Recipients are required to take reasonable steps to ensure meaningful access to their programs and activities by LEP persons. The Guidance explains that the obligation to provide meaningful access is fact-dependent and starts with an individualized assessment that balances four factors:
- the number or proportion of LEP persons eligible to be served or likely to be encountered by the program or grantee;
- the frequency with which LEP individuals come into contact with the program;
- the nature and importance of the program, activity or service provided by the recipient to its beneficiaries;
- the resources available to the grantee/recipient and the costs of interpretation/translation services.
There is no "one size fits all" solution for Title VI compliance with respect to LEP persons, and what constitutes "reasonable steps" for large providers may not be reasonable where small providers are concerned.
Can family member and friends serve as interpreters?
Some LEP persons may feel more comfortable when a trusted family member or friend acts as an interpreter. When an LEP person attempts to access the services of a recipient of federal financial assistance, who upon application of the four factors is required to provide an interpreter, the recipient should make the LEP person aware that he or she has the option of having the recipient provide an interpreter for him/her without charge or of using his/her own interpreter. Recipients should also consider special circumstances that may affect whether a family member or friend should serve as an interpreter, such as whether the situation is an emergency and whether there are concerns over competency, confidentiality, privacy, or conflict of interest. Recipients cannot require LEP persons to use family members or friends as interpreters.

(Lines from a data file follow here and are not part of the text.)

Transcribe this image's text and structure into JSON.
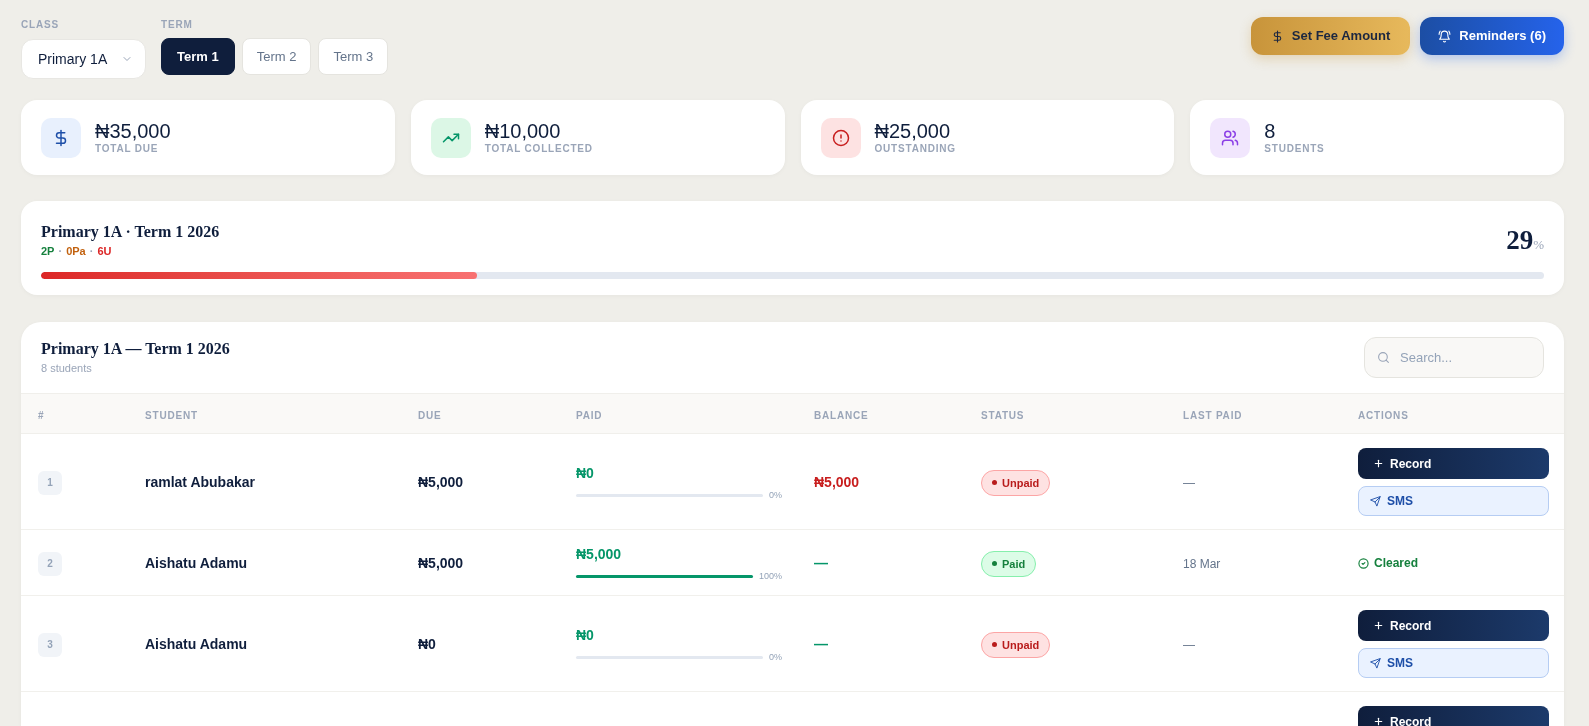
{
  "filters": {
    "class_select": {
      "label": "CLASS",
      "value": "Primary 1A"
    },
    "term": {
      "label": "TERM",
      "tabs": [
        {
          "label": "Term 1",
          "selected": true
        },
        {
          "label": "Term 2",
          "selected": false
        },
        {
          "label": "Term 3",
          "selected": false
        }
      ]
    }
  },
  "header_buttons": [
    {
      "kind": "fee",
      "label": "Set Fee Amount"
    },
    {
      "kind": "reminders",
      "label": "Reminders (6)"
    }
  ],
  "stats": [
    {
      "kind": "due",
      "value": "₦35,000",
      "label": "TOTAL DUE"
    },
    {
      "kind": "collected",
      "value": "₦10,000",
      "label": "TOTAL COLLECTED"
    },
    {
      "kind": "outstanding",
      "value": "₦25,000",
      "label": "OUTSTANDING"
    },
    {
      "kind": "students",
      "value": "8",
      "label": "STUDENTS"
    }
  ],
  "progress": {
    "title": "Primary 1A · Term 1 2026",
    "counts": [
      {
        "kind": "count",
        "text": "2P",
        "color": "#15803d"
      },
      {
        "kind": "separator",
        "text": "·"
      },
      {
        "kind": "count",
        "text": "0Pa",
        "color": "#c2620f"
      },
      {
        "kind": "separator",
        "text": "·"
      },
      {
        "kind": "count",
        "text": "6U",
        "color": "#dc2626"
      }
    ],
    "level": 0.29,
    "percent": "29",
    "percent_sign": "%"
  },
  "table": {
    "title": "Primary 1A — Term 1 2026",
    "subtitle": "8 students",
    "search": {
      "placeholder": "Search..."
    },
    "columns": [
      "#",
      "STUDENT",
      "DUE",
      "PAID",
      "BALANCE",
      "STATUS",
      "LAST PAID",
      "ACTIONS"
    ],
    "rows": [
      {
        "number": "1",
        "student": "ramlat Abubakar",
        "due": "₦5,000",
        "paid": "₦0",
        "level": 0,
        "paid_percent": "0%",
        "balance": "₦5,000",
        "owing": true,
        "status": {
          "kind": "unpaid",
          "label": "Unpaid"
        },
        "last_paid": "—",
        "actions": [
          {
            "kind": "record",
            "label": "Record"
          },
          {
            "kind": "sms",
            "label": "SMS"
          }
        ]
      },
      {
        "number": "2",
        "student": "Aishatu Adamu",
        "due": "₦5,000",
        "paid": "₦5,000",
        "level": 1,
        "paid_percent": "100%",
        "balance": "—",
        "owing": false,
        "status": {
          "kind": "paid",
          "label": "Paid"
        },
        "last_paid": "18 Mar",
        "actions": [
          {
            "kind": "cleared",
            "label": "Cleared"
          }
        ]
      },
      {
        "number": "3",
        "student": "Aishatu Adamu",
        "due": "₦0",
        "paid": "₦0",
        "level": 0,
        "paid_percent": "0%",
        "balance": "—",
        "owing": false,
        "status": {
          "kind": "unpaid",
          "label": "Unpaid"
        },
        "last_paid": "—",
        "actions": [
          {
            "kind": "record",
            "label": "Record"
          },
          {
            "kind": "sms",
            "label": "SMS"
          }
        ]
      },
      {
        "actions": [
          {
            "kind": "record",
            "label": "Record"
          }
        ]
      }
    ]
  }
}
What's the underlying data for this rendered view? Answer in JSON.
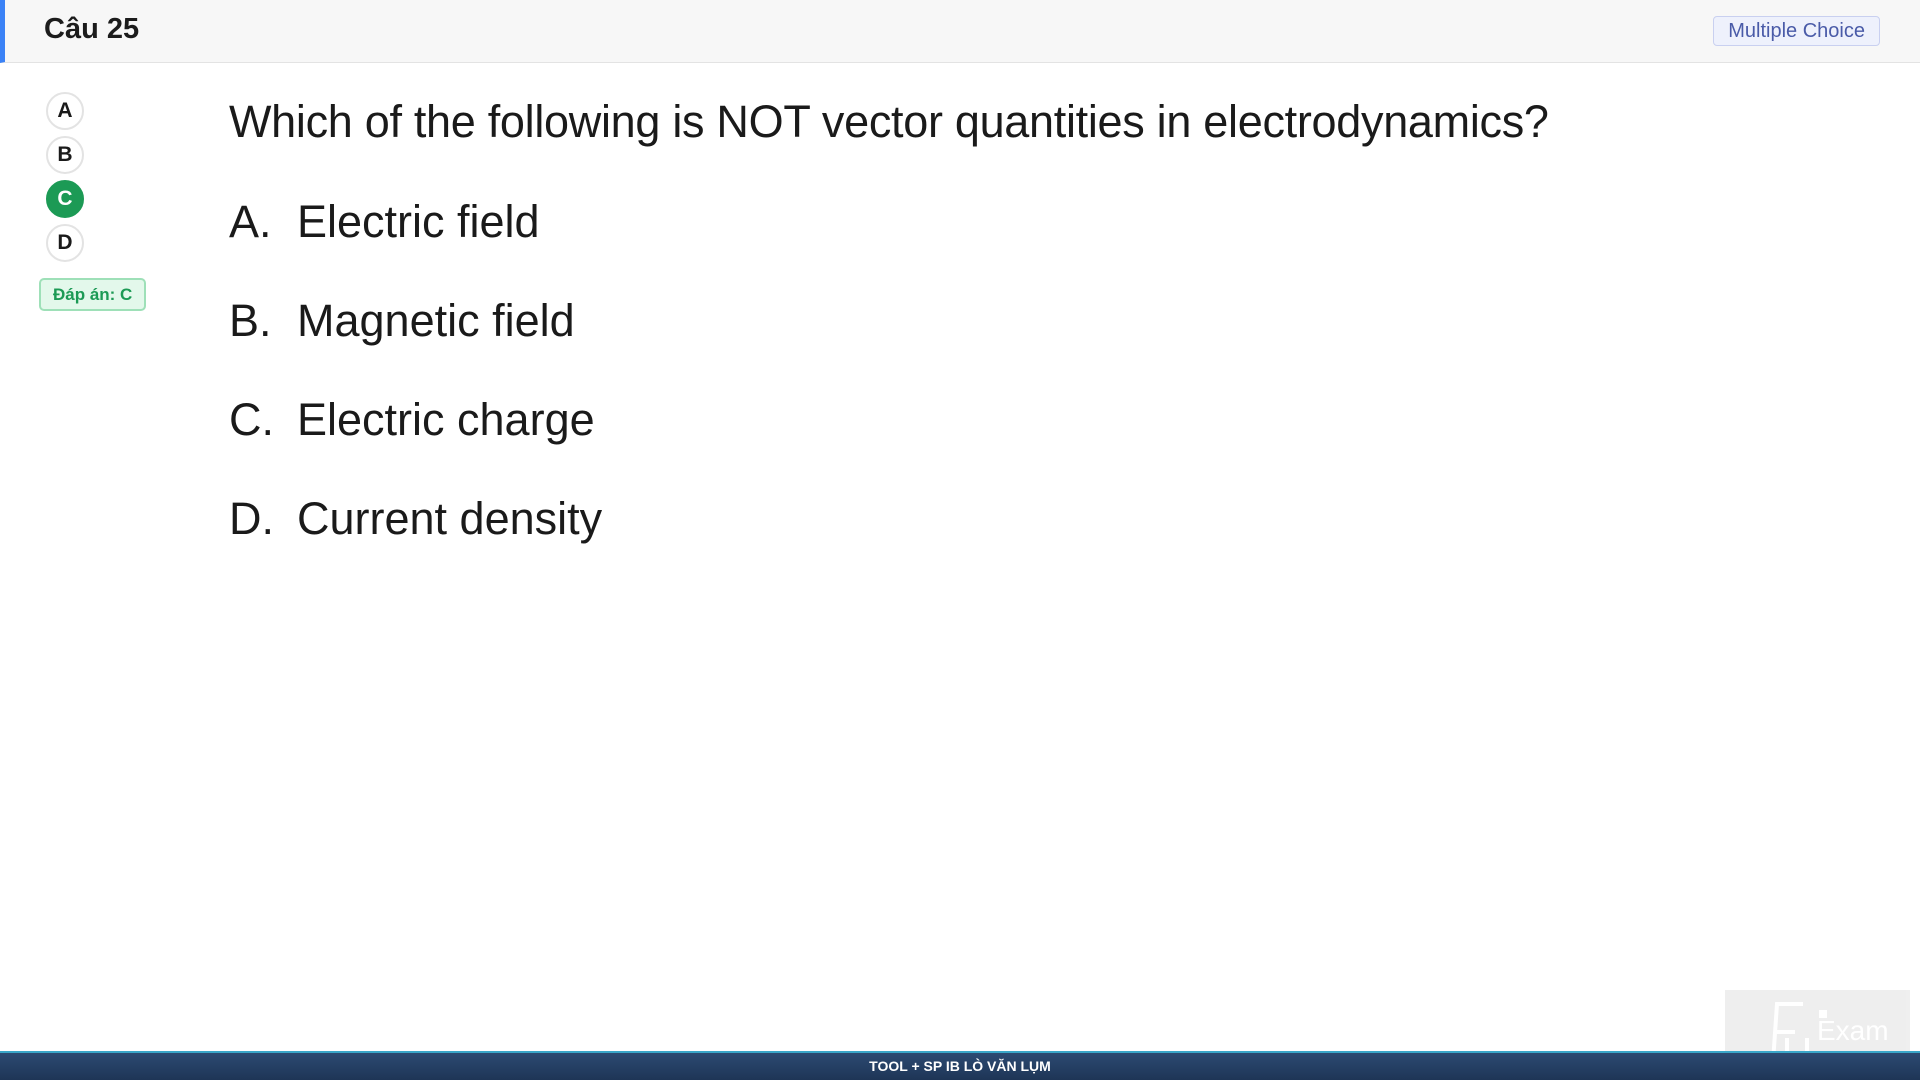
{
  "header": {
    "title": "Câu 25",
    "question_type": "Multiple Choice"
  },
  "choices": [
    {
      "letter": "A",
      "selected": false
    },
    {
      "letter": "B",
      "selected": false
    },
    {
      "letter": "C",
      "selected": true
    },
    {
      "letter": "D",
      "selected": false
    }
  ],
  "answer_badge": "Đáp án: C",
  "question": {
    "text": "Which of the following is NOT vector quantities in electrodynamics?",
    "options": [
      {
        "letter": "A.",
        "text": "Electric field"
      },
      {
        "letter": "B.",
        "text": "Magnetic field"
      },
      {
        "letter": "C.",
        "text": "Electric charge"
      },
      {
        "letter": "D.",
        "text": "Current density"
      }
    ]
  },
  "watermark": {
    "text": "Exam",
    "icon": "fu-exam-logo"
  },
  "footer": {
    "text": "TOOL + SP IB LÒ VĂN LỤM"
  },
  "colors": {
    "accent": "#3b82f6",
    "selected": "#1c9a55",
    "footer_bg": "#1e3556"
  }
}
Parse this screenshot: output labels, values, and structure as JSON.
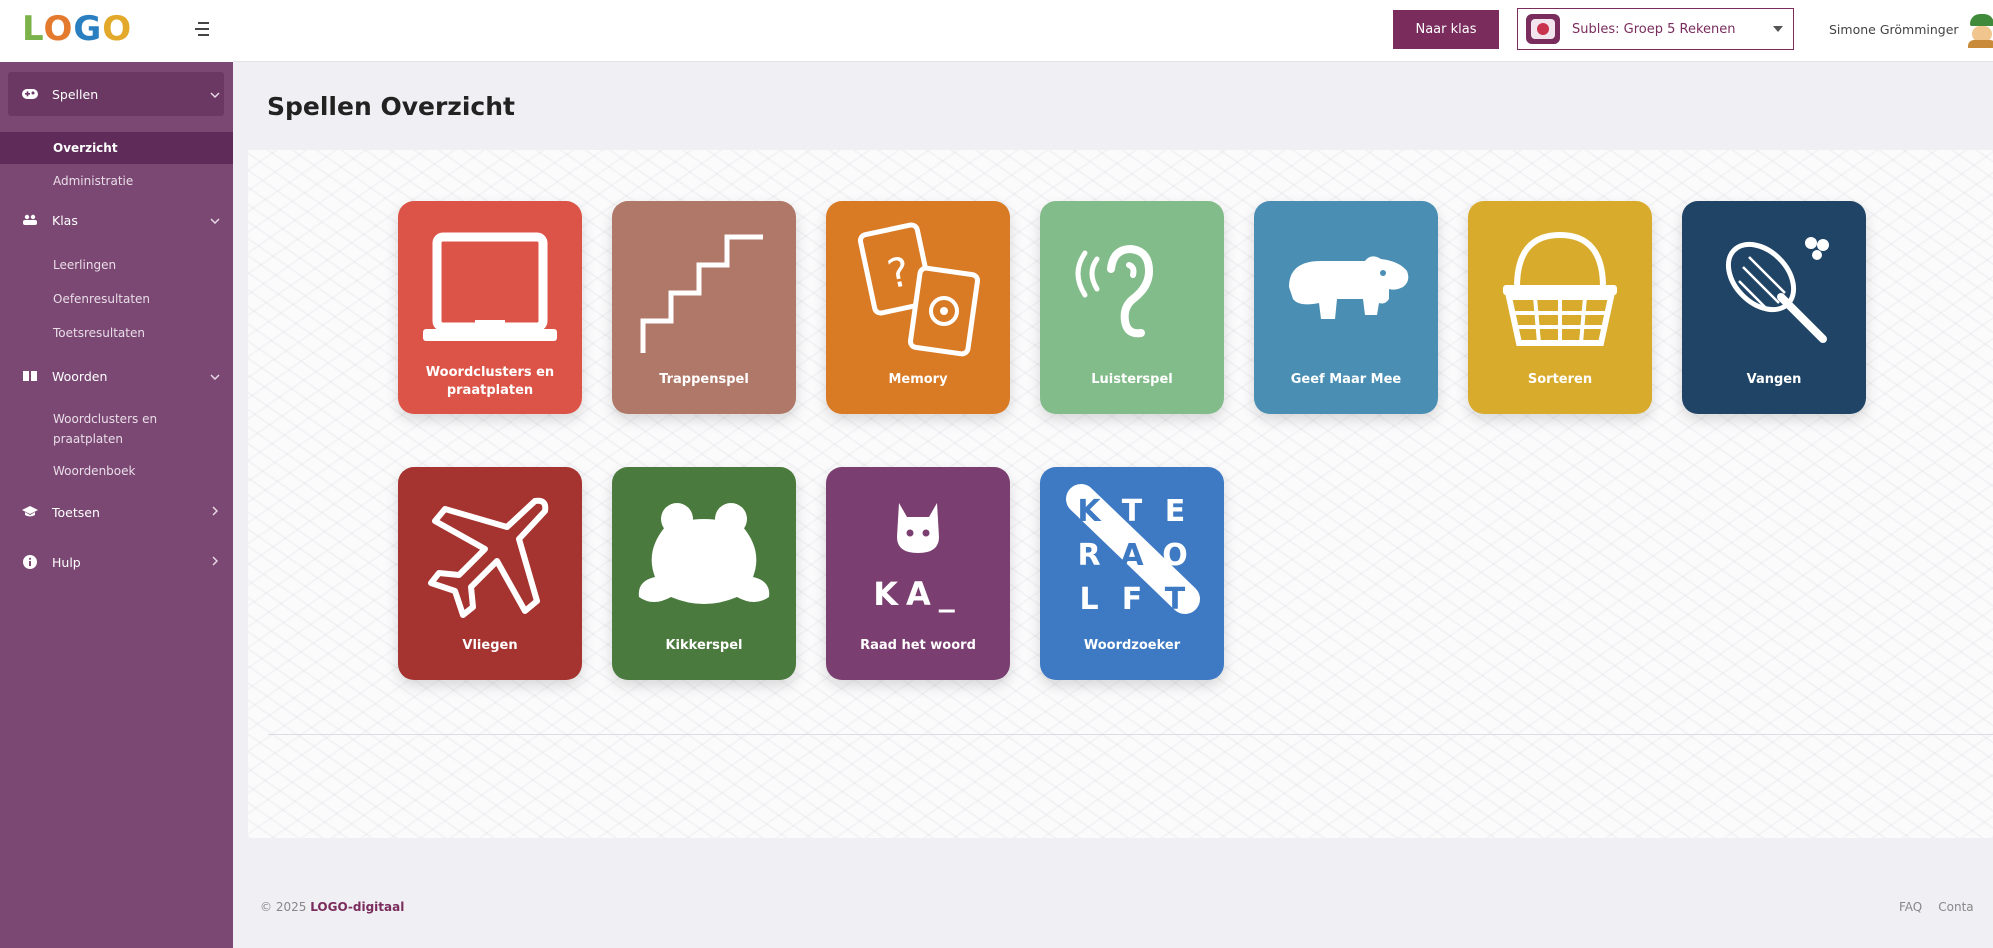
{
  "app": {
    "logo": [
      "L",
      "O",
      "G",
      "O"
    ],
    "colors": {
      "primary": "#7a2c5d",
      "sidebar": "#7b4874",
      "sidebar_active": "#5f2c59"
    }
  },
  "topbar": {
    "class_button_label": "Naar klas",
    "class_selector": {
      "label": "Subles: Groep 5 Rekenen",
      "icon": "class-avatar-icon"
    },
    "user": {
      "name": "Simone Grömminger",
      "icon": "user-avatar-icon"
    }
  },
  "sidebar": {
    "groups": [
      {
        "label": "Spellen",
        "icon": "gamepad-icon",
        "expanded": true,
        "items": [
          {
            "label": "Overzicht",
            "current": true
          },
          {
            "label": "Administratie"
          }
        ]
      },
      {
        "label": "Klas",
        "icon": "users-icon",
        "expanded": true,
        "items": [
          {
            "label": "Leerlingen"
          },
          {
            "label": "Oefenresultaten"
          },
          {
            "label": "Toetsresultaten"
          }
        ]
      },
      {
        "label": "Woorden",
        "icon": "book-icon",
        "expanded": true,
        "items": [
          {
            "label": "Woordclusters en praatplaten"
          },
          {
            "label": "Woordenboek"
          }
        ]
      },
      {
        "label": "Toetsen",
        "icon": "graduation-cap-icon",
        "expanded": false,
        "items": []
      },
      {
        "label": "Hulp",
        "icon": "info-icon",
        "expanded": false,
        "items": []
      }
    ]
  },
  "main": {
    "title": "Spellen Overzicht",
    "games": [
      {
        "label": "Woordclusters en praatplaten",
        "icon": "chalkboard-icon",
        "color": "#dc5448"
      },
      {
        "label": "Trappenspel",
        "icon": "stairs-icon",
        "color": "#b07868"
      },
      {
        "label": "Memory",
        "icon": "memory-cards-icon",
        "color": "#d97a24"
      },
      {
        "label": "Luisterspel",
        "icon": "ear-icon",
        "color": "#82bc8a"
      },
      {
        "label": "Geef Maar Mee",
        "icon": "hippo-icon",
        "color": "#4a8fb3"
      },
      {
        "label": "Sorteren",
        "icon": "basket-icon",
        "color": "#d9ab2c"
      },
      {
        "label": "Vangen",
        "icon": "net-icon",
        "color": "#1f4466"
      },
      {
        "label": "Vliegen",
        "icon": "airplane-icon",
        "color": "#a5332f"
      },
      {
        "label": "Kikkerspel",
        "icon": "frog-icon",
        "color": "#4b7a3e"
      },
      {
        "label": "Raad het woord",
        "icon": "cat-word-icon",
        "color": "#7a3f70",
        "icon_text": "KA_"
      },
      {
        "label": "Woordzoeker",
        "icon": "word-search-icon",
        "color": "#3e7ac4",
        "icon_text": [
          [
            "K",
            "T",
            "E"
          ],
          [
            "R",
            "A",
            "O"
          ],
          [
            "L",
            "F",
            "T"
          ]
        ]
      }
    ]
  },
  "footer": {
    "year": "© 2025",
    "brand": "LOGO-digitaal",
    "links": [
      "FAQ",
      "Conta"
    ]
  }
}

Interpreter/ Translator competence is strongly suggested.
Where can I go to file a discrimination complaint?
If you, a city employee, municipal elected official, committee member, or City-appointed volunteer/intern, believe there has been a suspected ethics violation including but not limited to; sexual harassment, unlawful harassment, discrimination, safety, etc by a city employee, municipal elected official, committee member, or City-appointed volunteer/intern, you may file an ONLINE Complaint Form; print, complete and mail in a Complaint Form (Hard Copy); or send by email LewReporting@lewistonmaine.gov.
If you, a city resident, believe there has been a suspected ethics violation ethics violation including but not limited to; sexual harassment, unlawful harassment, discrimination, safety, etc by a city employee, municipal elected official, committee member, or City-appointed volunteer/intern, you may file an ONLINE Complaint Form; print, complete and mail in a Complaint Form (Hard Copy); or send by email LewReporting@lewistonmaine.gov.
For all other complaints NOT involving a City employee, municipal elected official, committee member, or City volunteer/intern, please contact:
Maine Human Rights Commission(MHRC) https://www.maine.gov/mhrc/laws-guidance/employment/guarantees
Equal Employment Opportunity Commission (EEOC)
Maine State Legislature
Disclaimer: This website is not intended as legal advice. Any responses to specific questions are based on the facts from Maine Human Rights Commission and Maine State Legislature. They are not intended to apply to any other situations. If you need legal advice, please consult an attorney.